In August 2016 -- almost a year ago -- the same three-judge panel ruled 28 NC House and Senate districts illegally gerrymandered
By November 2016, the General Assembly had taken no action to redraw the districts, so the three judges ordered new maps and a special election for March 2017. GA leaders appealed to the US Supreme Court
In June 2017, the US Supremes unanimously affirmed the ruling of the three judges that the districts were illegal racial gerrymanders, but they stayed the order for special elections in March.
The Southern Coalition for Social Justice and others sued to force the GA to draw new districts, while the GA asked for an extension until November 15 to produce the maps.
Yesterday the three judges said no to the GA's request and demanded new maps by September 1. The estimate on the number of districts that will have to be redrawn to accommodate the 28 specific gerrymanders ranges as high as 116. “We agree with Plaintiffs that the General Assembly already has had ample time to enact a remedial redistricting plan,” the judges said in their unanimous ruling. “We also agree that constitutionally adequate districts should be enacted as quickly as possible to protect the rights of North Carolina citizens and to minimize any chilling effect on political participation attributable to the continued absence of a districting plan in the face of a finding of unconstitutional racial gerrymandering.”

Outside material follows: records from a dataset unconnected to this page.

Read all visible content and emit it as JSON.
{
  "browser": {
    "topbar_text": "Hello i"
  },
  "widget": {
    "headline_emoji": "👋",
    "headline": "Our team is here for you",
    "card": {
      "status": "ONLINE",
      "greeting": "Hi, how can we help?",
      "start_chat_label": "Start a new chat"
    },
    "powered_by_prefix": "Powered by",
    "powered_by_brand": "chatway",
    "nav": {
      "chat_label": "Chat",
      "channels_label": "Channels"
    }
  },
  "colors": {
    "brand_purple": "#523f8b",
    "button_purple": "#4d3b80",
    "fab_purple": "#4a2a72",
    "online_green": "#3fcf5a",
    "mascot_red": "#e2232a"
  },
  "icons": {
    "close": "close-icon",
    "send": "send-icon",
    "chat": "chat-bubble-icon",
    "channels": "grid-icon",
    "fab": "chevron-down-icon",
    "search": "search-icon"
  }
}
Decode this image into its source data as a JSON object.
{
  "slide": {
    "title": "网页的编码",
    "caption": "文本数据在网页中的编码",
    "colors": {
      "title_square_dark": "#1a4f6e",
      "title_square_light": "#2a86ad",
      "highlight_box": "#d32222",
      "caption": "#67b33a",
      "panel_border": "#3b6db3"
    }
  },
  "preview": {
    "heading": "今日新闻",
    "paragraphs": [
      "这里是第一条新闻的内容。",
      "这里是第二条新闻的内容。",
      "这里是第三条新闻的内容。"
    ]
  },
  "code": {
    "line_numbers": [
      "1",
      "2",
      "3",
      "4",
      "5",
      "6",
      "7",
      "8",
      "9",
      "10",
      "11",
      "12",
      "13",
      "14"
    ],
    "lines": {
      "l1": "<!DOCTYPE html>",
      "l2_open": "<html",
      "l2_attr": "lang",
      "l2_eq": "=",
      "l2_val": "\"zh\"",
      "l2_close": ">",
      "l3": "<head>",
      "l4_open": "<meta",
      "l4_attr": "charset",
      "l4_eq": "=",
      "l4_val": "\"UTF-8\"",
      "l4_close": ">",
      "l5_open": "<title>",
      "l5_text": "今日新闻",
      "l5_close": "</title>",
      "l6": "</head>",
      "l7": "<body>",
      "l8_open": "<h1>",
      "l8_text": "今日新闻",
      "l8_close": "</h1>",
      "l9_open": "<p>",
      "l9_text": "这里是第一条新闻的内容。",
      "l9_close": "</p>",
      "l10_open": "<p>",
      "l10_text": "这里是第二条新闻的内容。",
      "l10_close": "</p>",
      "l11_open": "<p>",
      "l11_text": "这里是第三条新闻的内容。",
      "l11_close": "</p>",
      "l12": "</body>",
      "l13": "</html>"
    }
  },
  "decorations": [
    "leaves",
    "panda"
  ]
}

The court also ruled that the GA must submit the new maps to the judges within a week following September 1 and that plaintiffs will have until September 15 to object to any problems and submit their own alternative maps.The fact that the Republican leaders in the GA have hired the same gerrymandering expert that they used the first time for drawing the illegal districts does not suggest that we'll see fair districts this time, but the judges have warned that the new maps will be under special scrutiny.